P.S.: Even so, the data rates involved in SD-TiVos are so much smaller than for buffering ATSC TS, that the comparison of wear-and-tear is actually specious.
While that statement is true, there's also something called the HD Tivo (which I'm sure you're aware of) that does the same thing the SD Tivo's do but adds HD capability (OTA and Satellite) to the mix. The HD Tivo uses the same basic drives the SD Tivo uses.
The original drive from my 1st HD Tivo is in my desk where I'm typing - it's a Western Digital WD2500BB-55GUA0:
WD = Western Digital
2500 = 250GB
BB = 7200RPM, ATA-100
55 = Vendor code, 55 is presumably Tivo

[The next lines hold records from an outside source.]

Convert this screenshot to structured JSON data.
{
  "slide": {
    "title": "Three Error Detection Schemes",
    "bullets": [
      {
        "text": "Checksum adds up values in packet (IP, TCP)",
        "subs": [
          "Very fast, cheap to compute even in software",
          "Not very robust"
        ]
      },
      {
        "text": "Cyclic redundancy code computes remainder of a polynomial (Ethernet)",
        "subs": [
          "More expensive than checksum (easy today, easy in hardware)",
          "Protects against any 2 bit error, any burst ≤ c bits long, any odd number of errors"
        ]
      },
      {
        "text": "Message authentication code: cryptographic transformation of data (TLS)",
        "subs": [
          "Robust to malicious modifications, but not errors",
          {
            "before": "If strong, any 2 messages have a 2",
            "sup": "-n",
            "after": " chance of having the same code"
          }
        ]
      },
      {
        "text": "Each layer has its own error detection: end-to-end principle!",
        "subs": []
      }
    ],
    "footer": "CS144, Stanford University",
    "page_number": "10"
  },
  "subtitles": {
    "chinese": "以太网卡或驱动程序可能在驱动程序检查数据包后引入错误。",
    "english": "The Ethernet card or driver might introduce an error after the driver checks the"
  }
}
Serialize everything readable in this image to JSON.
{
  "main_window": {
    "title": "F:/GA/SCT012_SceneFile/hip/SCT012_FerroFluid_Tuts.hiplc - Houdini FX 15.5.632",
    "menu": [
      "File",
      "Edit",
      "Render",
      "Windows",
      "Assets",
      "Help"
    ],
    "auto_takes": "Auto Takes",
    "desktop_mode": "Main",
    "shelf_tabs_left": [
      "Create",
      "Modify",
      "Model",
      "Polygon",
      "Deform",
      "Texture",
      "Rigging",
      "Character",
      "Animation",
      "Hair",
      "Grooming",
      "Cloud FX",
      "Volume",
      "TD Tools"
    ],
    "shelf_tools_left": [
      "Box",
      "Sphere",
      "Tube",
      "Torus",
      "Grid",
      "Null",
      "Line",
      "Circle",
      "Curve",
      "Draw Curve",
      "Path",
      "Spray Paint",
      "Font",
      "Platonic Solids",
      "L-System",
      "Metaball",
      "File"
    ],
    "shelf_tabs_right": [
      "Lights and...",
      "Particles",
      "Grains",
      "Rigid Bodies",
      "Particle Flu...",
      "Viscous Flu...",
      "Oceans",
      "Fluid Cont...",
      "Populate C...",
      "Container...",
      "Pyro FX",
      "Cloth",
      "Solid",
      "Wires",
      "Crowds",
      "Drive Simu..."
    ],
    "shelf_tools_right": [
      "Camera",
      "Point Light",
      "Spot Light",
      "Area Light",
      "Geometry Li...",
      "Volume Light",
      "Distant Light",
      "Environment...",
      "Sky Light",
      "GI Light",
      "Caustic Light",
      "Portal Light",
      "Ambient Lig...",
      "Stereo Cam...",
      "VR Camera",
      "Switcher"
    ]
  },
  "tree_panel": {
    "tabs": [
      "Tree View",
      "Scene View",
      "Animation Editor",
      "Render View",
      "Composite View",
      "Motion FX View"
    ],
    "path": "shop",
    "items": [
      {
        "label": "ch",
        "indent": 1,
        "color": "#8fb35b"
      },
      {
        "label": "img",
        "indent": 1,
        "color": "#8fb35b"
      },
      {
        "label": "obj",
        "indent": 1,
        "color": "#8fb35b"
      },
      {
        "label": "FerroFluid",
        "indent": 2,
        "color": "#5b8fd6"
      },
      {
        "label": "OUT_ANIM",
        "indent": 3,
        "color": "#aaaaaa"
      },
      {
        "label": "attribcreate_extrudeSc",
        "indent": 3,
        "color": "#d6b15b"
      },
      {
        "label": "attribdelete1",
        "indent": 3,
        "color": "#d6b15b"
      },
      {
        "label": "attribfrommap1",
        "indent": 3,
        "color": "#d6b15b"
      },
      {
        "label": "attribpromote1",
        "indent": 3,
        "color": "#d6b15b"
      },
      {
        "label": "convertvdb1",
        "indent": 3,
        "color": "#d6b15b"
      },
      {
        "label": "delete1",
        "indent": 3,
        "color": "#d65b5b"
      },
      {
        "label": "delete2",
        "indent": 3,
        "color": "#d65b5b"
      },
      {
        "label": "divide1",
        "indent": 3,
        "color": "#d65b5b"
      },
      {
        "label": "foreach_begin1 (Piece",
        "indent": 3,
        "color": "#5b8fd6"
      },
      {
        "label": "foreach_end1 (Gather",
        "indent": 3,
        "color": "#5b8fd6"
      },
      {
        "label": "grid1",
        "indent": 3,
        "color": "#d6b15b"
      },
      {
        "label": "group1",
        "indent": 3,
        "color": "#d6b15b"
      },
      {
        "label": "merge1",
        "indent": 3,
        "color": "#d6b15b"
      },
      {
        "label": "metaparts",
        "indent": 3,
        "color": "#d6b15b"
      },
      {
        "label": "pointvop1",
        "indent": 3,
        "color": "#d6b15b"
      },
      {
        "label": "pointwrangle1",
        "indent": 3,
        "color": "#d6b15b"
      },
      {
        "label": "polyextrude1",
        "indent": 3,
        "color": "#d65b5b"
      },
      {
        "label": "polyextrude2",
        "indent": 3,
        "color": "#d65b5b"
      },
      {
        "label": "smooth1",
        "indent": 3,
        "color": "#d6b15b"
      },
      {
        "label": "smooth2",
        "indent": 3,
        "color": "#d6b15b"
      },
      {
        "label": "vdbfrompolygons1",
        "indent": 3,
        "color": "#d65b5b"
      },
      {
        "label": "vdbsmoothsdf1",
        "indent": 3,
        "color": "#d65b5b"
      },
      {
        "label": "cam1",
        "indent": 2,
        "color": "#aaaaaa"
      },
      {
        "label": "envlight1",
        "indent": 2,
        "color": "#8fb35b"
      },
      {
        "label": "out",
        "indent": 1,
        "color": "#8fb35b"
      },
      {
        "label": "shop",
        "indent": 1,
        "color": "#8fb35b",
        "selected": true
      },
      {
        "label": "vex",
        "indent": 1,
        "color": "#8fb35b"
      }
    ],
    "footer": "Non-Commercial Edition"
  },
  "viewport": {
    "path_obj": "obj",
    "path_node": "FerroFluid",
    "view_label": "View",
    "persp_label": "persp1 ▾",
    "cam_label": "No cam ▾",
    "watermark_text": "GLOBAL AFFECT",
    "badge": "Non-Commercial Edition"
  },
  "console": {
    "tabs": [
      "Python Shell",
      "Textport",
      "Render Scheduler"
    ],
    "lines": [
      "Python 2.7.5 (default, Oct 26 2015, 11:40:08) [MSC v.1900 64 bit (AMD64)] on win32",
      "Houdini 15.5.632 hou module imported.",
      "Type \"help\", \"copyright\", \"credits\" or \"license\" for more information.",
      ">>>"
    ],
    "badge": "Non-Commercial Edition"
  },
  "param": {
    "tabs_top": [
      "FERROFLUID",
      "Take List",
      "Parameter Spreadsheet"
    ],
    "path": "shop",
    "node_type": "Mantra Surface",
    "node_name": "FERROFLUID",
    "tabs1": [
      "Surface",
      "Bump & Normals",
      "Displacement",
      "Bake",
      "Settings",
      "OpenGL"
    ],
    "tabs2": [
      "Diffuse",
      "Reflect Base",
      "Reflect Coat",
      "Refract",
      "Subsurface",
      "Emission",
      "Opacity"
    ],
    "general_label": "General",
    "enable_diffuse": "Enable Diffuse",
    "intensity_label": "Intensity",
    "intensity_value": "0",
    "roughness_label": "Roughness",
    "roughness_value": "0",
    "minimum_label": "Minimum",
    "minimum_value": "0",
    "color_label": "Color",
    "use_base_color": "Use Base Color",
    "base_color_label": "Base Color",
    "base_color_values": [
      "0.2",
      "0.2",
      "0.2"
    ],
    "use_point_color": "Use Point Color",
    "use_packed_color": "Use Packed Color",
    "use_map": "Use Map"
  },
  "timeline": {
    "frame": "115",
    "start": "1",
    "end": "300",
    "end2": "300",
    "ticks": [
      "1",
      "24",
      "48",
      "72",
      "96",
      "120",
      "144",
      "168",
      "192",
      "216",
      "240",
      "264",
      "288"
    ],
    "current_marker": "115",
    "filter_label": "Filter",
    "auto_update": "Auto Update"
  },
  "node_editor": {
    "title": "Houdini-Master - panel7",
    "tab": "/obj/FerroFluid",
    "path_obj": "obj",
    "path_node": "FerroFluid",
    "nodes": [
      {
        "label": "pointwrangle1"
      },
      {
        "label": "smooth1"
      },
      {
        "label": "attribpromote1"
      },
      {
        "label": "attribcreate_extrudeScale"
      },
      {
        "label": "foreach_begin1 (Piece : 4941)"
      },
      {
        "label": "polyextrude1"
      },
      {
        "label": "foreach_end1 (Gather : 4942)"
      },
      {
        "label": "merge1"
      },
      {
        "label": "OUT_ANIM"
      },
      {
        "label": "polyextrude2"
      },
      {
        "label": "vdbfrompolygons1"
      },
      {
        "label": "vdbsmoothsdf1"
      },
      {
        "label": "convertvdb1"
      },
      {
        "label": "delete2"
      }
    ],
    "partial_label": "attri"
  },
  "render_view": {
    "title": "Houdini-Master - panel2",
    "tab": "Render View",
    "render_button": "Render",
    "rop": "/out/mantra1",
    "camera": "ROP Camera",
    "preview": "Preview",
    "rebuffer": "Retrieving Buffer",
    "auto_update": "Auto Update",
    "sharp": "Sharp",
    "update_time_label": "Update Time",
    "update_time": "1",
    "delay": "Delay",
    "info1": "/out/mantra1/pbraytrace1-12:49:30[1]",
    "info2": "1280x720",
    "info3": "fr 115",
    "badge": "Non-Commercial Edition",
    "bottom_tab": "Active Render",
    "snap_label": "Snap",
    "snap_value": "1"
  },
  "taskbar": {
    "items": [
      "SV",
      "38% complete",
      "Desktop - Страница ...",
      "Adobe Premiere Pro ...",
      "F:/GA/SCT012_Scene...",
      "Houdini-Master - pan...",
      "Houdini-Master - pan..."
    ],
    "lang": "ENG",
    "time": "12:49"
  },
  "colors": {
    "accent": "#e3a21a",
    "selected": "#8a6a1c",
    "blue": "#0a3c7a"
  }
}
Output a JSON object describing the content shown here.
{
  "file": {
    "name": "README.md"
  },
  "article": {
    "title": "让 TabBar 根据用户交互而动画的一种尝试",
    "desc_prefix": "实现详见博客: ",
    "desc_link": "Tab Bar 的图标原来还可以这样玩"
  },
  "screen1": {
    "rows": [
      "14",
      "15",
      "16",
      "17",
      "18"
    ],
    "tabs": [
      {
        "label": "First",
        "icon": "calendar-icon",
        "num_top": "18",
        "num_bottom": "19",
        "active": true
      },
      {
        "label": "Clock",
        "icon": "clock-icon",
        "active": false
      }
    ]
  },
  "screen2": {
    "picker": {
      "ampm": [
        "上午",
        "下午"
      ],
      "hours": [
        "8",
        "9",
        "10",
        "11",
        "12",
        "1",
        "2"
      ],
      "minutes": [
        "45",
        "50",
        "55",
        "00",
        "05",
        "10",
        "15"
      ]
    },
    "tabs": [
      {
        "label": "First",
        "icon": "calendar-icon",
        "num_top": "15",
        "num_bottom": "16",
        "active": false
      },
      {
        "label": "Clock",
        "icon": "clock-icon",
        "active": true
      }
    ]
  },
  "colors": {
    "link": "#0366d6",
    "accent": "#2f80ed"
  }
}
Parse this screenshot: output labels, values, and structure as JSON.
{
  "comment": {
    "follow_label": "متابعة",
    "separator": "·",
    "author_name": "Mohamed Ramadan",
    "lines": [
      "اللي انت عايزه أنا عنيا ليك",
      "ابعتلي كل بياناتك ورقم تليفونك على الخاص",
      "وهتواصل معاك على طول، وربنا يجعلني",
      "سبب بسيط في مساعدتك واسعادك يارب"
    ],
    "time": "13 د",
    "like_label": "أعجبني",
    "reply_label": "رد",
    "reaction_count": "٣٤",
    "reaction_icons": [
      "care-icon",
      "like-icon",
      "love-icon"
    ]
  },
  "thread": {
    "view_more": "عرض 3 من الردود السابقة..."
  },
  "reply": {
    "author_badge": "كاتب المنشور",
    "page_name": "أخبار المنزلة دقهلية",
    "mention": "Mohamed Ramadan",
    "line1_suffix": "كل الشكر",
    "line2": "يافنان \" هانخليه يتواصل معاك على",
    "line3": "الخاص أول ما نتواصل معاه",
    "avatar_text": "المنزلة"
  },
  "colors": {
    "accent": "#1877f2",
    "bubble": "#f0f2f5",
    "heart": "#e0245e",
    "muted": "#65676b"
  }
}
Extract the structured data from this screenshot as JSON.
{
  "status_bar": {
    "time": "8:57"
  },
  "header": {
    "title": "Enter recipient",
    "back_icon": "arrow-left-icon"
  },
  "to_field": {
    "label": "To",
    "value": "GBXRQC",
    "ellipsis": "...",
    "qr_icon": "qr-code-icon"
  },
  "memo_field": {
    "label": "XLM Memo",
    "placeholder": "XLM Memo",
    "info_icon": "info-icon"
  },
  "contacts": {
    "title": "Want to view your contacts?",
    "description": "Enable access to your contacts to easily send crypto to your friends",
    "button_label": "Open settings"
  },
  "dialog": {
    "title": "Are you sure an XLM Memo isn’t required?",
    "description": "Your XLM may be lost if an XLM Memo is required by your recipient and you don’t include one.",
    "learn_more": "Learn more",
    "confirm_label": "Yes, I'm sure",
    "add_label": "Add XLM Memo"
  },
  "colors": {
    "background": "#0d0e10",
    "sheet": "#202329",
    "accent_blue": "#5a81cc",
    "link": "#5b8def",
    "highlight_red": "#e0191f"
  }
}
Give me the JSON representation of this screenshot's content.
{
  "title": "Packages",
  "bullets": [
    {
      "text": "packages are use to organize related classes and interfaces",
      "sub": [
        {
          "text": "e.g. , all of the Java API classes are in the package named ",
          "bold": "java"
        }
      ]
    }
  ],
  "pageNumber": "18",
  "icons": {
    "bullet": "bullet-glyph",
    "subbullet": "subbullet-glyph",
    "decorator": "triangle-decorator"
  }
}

GU = From what I can find, no one outside of WD knows what this piece of the code is.
A0 = Speculation is that this is either an indicator of quality, or what model revision the drive is.
So the WD2500BB-55GUA0 drive might
be a higher quality version of the standard WD2500BB drive you can buy off the shelf at CompUSA, Best Buy, Circuit City, etc. or it might
be the exact same thing.
What I can say is that I've upgraded the capacity in my Tivo's (we currently have 4 SD Tivo's and 2 HD Tivo's in the house) for the last several years using standard off the shelf 7200 RPM drives from Western Digital and Seagate and have had only 1 drive go bad in that time - and it was actually one of the original 40GB drives that came in one of the SD Tivo's, so none of the "consumer" level drives have failed me yet. The Tivo's came from the factory with 1 drive and all have 2 drives in them.